_TASK INSTRUCTIONS:_
Search the entries below for the string "tool" and copy the lines that hold it.

(Beginning of RECORD EXCERPTS)

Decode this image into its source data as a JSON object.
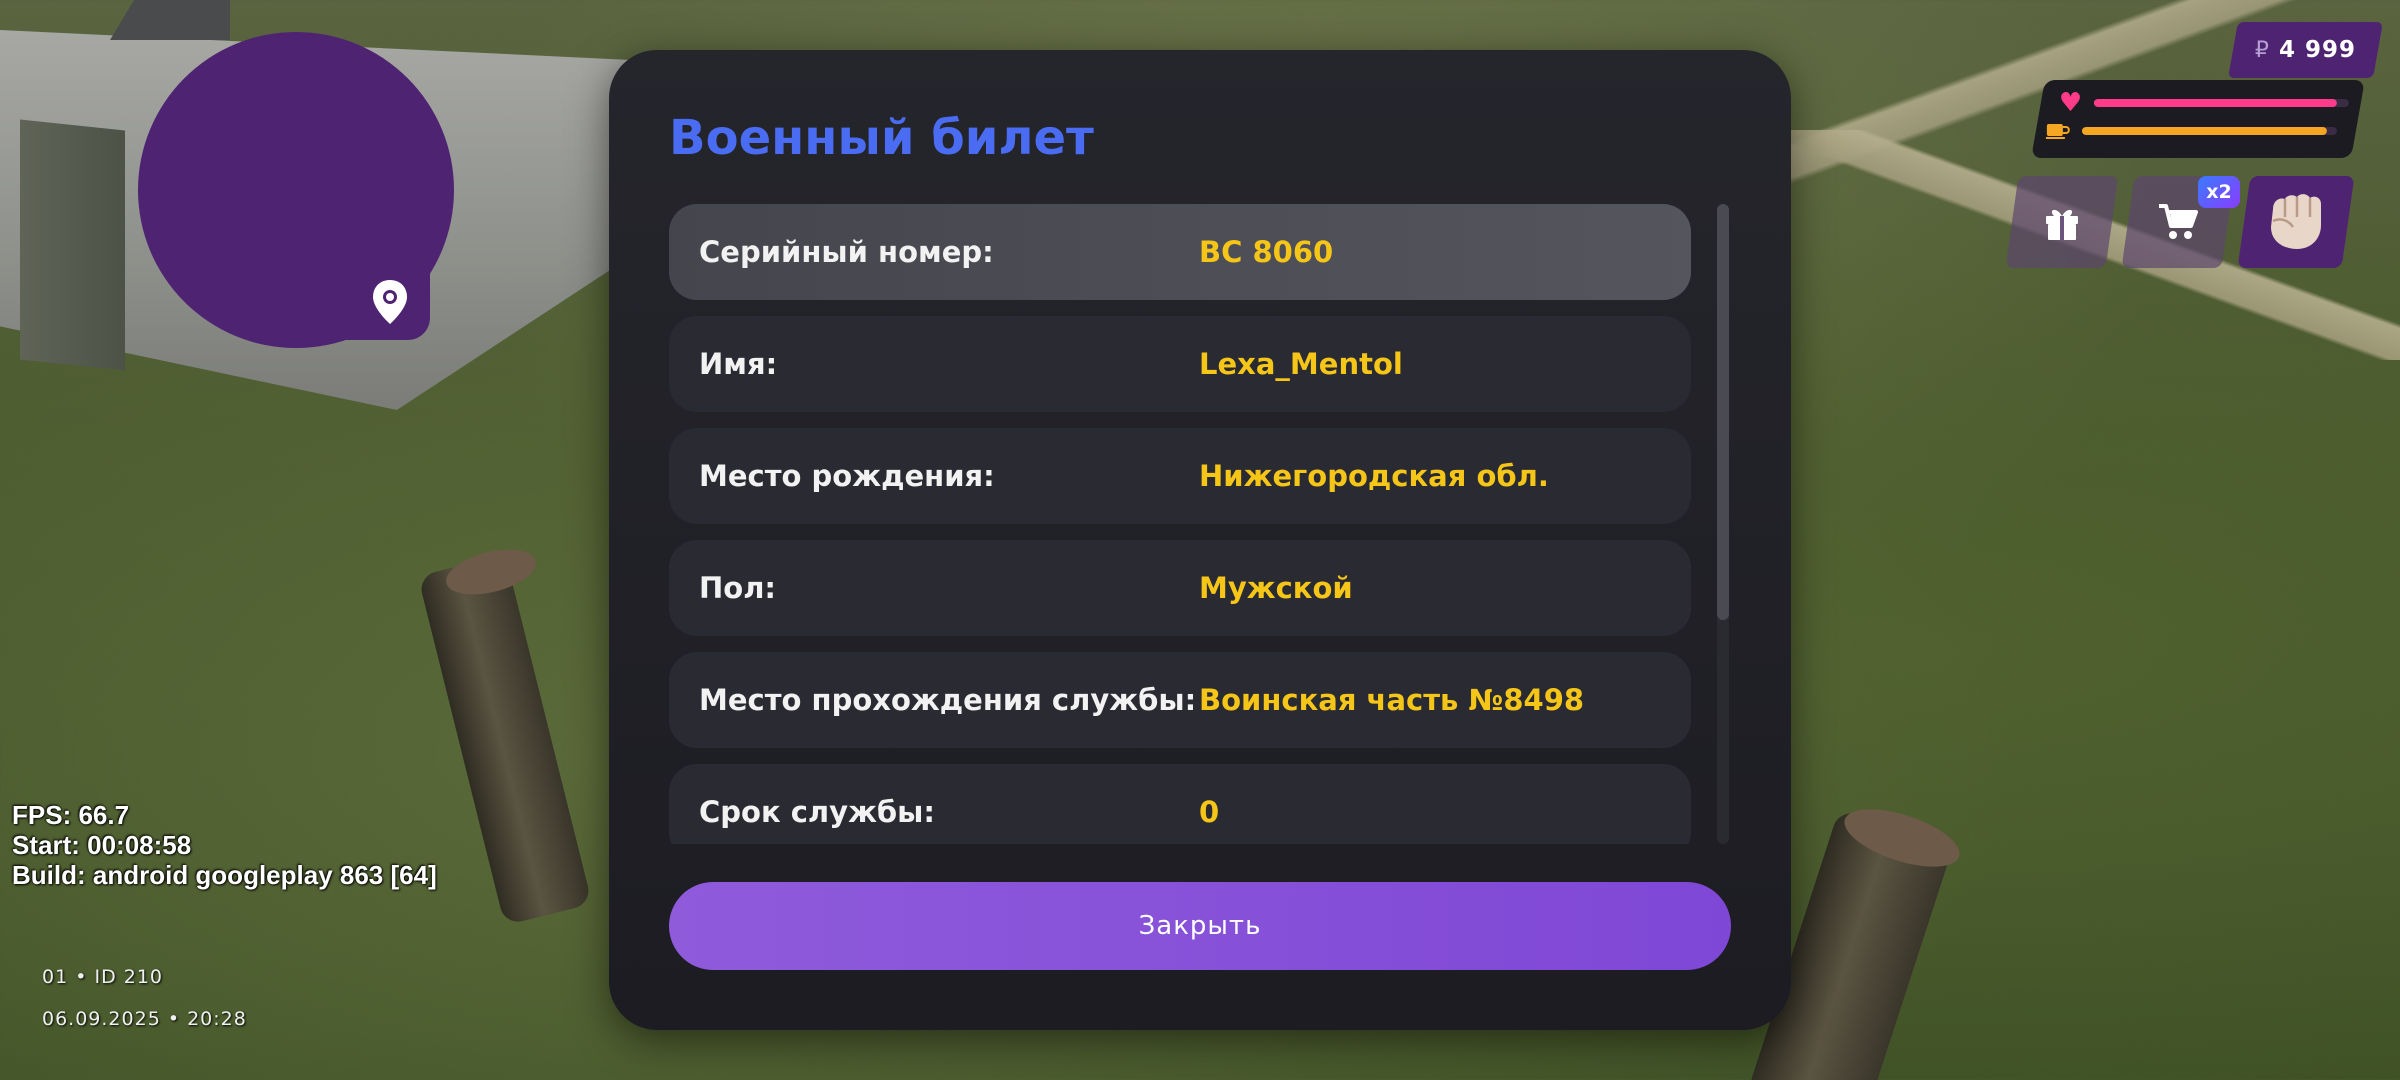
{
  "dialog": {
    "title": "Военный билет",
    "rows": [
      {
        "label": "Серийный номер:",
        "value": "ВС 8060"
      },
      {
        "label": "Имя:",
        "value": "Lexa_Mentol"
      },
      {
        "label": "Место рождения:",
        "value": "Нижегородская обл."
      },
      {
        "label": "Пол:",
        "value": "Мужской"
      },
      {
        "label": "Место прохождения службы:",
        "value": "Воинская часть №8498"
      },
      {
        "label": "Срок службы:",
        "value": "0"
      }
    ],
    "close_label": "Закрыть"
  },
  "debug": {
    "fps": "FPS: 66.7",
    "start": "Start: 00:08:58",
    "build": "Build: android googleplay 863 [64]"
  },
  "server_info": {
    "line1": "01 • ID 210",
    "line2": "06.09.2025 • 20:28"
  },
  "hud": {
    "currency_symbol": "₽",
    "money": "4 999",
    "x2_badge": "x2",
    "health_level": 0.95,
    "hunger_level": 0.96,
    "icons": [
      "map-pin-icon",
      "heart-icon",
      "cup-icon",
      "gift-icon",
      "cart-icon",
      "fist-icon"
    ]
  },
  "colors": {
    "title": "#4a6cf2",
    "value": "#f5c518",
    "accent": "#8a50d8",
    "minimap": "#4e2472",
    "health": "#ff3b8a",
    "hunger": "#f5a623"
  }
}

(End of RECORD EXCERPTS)
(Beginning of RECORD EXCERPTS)

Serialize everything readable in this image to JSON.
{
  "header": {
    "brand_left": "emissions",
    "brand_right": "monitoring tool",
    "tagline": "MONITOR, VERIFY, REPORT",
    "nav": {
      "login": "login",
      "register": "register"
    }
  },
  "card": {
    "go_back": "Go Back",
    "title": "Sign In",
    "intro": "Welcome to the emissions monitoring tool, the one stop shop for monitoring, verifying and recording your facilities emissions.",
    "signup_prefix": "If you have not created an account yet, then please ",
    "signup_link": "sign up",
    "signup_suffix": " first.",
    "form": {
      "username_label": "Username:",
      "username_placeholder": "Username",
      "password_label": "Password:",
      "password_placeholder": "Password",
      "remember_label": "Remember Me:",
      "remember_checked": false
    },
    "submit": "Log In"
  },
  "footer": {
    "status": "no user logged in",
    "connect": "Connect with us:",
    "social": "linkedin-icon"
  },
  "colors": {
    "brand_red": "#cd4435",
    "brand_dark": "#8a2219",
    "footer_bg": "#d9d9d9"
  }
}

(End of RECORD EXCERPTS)
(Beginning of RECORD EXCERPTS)

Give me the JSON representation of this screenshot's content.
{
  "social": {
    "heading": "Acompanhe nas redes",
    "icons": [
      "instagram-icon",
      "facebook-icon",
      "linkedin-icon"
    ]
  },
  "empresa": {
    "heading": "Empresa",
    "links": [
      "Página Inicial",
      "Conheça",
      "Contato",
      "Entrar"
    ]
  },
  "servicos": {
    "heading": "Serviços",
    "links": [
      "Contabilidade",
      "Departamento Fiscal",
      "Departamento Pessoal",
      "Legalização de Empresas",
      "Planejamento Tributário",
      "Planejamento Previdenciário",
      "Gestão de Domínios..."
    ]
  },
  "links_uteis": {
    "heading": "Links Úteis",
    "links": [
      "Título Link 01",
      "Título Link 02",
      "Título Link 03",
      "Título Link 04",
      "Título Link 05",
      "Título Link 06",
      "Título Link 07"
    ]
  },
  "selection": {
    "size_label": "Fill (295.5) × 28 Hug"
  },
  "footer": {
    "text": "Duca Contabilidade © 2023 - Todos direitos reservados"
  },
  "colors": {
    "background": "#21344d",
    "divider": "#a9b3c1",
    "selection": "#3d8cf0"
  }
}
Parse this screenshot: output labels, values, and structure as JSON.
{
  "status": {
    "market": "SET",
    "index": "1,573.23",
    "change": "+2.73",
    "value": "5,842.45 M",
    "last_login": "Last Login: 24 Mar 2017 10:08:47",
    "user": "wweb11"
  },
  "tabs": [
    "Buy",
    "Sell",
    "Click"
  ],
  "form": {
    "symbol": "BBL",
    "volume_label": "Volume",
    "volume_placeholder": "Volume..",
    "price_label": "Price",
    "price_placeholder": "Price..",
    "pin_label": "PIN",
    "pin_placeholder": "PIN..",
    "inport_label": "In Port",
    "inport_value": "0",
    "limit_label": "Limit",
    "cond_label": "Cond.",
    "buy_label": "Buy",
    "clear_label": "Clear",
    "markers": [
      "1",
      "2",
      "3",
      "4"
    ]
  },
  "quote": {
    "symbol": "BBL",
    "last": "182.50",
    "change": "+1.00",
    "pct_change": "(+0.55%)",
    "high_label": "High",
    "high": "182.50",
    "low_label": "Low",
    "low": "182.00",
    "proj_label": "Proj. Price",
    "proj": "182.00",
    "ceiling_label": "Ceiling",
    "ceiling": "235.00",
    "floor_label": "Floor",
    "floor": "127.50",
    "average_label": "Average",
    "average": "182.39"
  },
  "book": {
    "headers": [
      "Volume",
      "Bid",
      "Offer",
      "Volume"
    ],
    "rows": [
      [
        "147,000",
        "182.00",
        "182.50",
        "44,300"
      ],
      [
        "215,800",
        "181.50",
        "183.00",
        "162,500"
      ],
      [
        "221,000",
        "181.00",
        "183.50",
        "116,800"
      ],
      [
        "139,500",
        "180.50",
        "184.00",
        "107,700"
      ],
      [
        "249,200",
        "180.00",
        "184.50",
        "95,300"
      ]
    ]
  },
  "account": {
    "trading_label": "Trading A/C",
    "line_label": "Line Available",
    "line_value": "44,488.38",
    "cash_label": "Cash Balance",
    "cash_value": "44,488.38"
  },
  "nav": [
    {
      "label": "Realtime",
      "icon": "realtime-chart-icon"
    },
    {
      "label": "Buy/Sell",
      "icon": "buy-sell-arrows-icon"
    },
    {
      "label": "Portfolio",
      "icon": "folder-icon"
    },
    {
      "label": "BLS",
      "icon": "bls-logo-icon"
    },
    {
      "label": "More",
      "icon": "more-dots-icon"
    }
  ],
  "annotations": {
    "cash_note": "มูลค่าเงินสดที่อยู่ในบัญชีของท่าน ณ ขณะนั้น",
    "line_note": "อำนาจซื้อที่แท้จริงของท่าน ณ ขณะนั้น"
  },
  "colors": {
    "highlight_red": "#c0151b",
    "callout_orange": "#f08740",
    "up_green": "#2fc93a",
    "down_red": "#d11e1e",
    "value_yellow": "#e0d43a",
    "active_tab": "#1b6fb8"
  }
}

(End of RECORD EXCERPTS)

_YOUR RESPONSE:_
    "brand_right": "monitoring tool",
    "intro": "Welcome to the emissions monitoring tool, the one stop shop for monitoring, verifying and recording your facilities emissions.",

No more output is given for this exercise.